** DATA SUPPLIED **
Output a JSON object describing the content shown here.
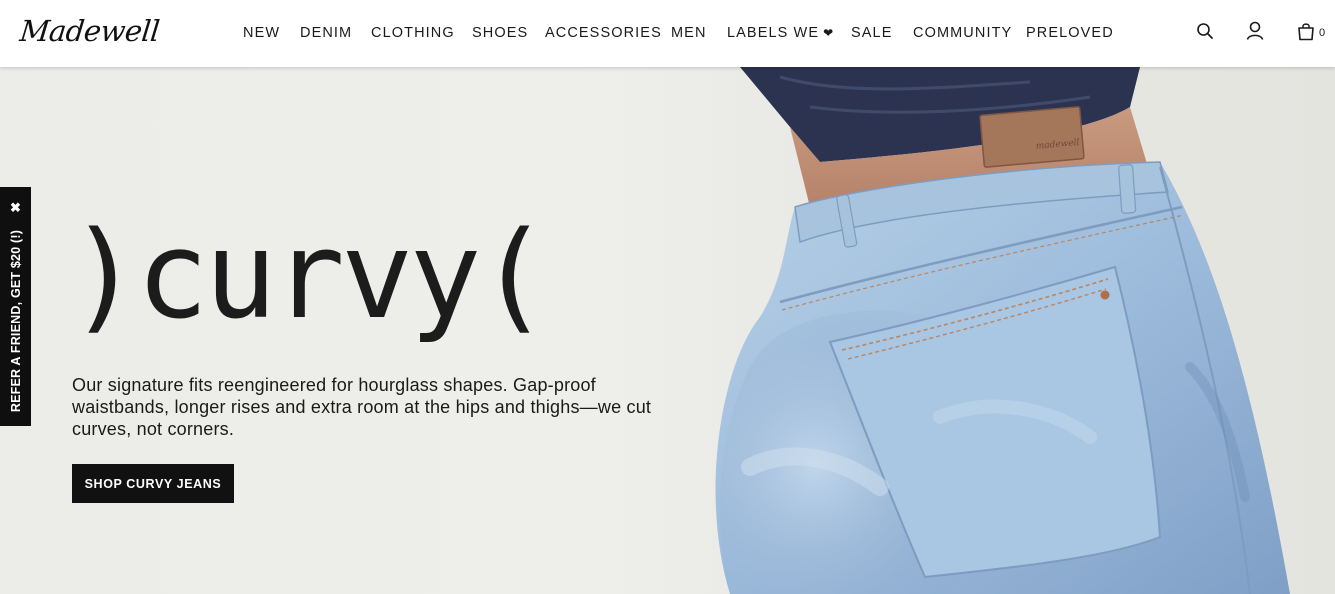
{
  "header": {
    "logo_text": "Madewell",
    "nav": [
      {
        "label": "NEW"
      },
      {
        "label": "DENIM"
      },
      {
        "label": "CLOTHING"
      },
      {
        "label": "SHOES"
      },
      {
        "label": "ACCESSORIES"
      },
      {
        "label": "MEN"
      },
      {
        "label": "LABELS WE",
        "icon": "heart-icon"
      },
      {
        "label": "SALE"
      },
      {
        "label": "COMMUNITY"
      },
      {
        "label": "PRELOVED"
      }
    ],
    "icons": [
      "search-icon",
      "account-icon",
      "shopping-bag-icon"
    ],
    "bag_count": "0"
  },
  "hero": {
    "headline": ")curvy(",
    "body": "Our signature fits reengineered for hourglass shapes. Gap-proof waistbands, longer rises and extra room at the hips and thighs—we cut curves, not corners.",
    "cta_label": "SHOP CURVY JEANS",
    "image_subject": "back view of light-wash curvy jeans with leather waistband patch"
  },
  "refer_tab": {
    "label": "REFER A FRIEND, GET $20 (!)",
    "close_glyph": "✖"
  },
  "colors": {
    "accent_black": "#111111",
    "hero_background": "#ececE8",
    "denim_light": "#a9c6e0",
    "denim_mid": "#8fb3d6",
    "denim_dark": "#6f93bd",
    "leather_patch": "#a4765a",
    "bandana_navy": "#2b3350"
  }
}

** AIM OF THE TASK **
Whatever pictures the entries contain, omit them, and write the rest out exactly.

** EXERCISE RESPONSE **
Output a JSON object describing the content shown here.
{
  "header": {
    "logo_text": "Madewell",
    "nav": [
      {
        "label": "NEW"
      },
      {
        "label": "DENIM"
      },
      {
        "label": "CLOTHING"
      },
      {
        "label": "SHOES"
      },
      {
        "label": "ACCESSORIES"
      },
      {
        "label": "MEN"
      },
      {
        "label": "LABELS WE",
        "icon": "heart-icon"
      },
      {
        "label": "SALE"
      },
      {
        "label": "COMMUNITY"
      },
      {
        "label": "PRELOVED"
      }
    ],
    "icons": [
      "search-icon",
      "account-icon",
      "shopping-bag-icon"
    ],
    "bag_count": "0"
  },
  "hero": {
    "headline": ")curvy(",
    "body": "Our signature fits reengineered for hourglass shapes. Gap-proof waistbands, longer rises and extra room at the hips and thighs—we cut curves, not corners.",
    "cta_label": "SHOP CURVY JEANS",
    "image_subject": "back view of light-wash curvy jeans with leather waistband patch"
  },
  "refer_tab": {
    "label": "REFER A FRIEND, GET $20 (!)",
    "close_glyph": "✖"
  },
  "colors": {
    "accent_black": "#111111",
    "hero_background": "#ececE8",
    "denim_light": "#a9c6e0",
    "denim_mid": "#8fb3d6",
    "denim_dark": "#6f93bd",
    "leather_patch": "#a4765a",
    "bandana_navy": "#2b3350"
  }
}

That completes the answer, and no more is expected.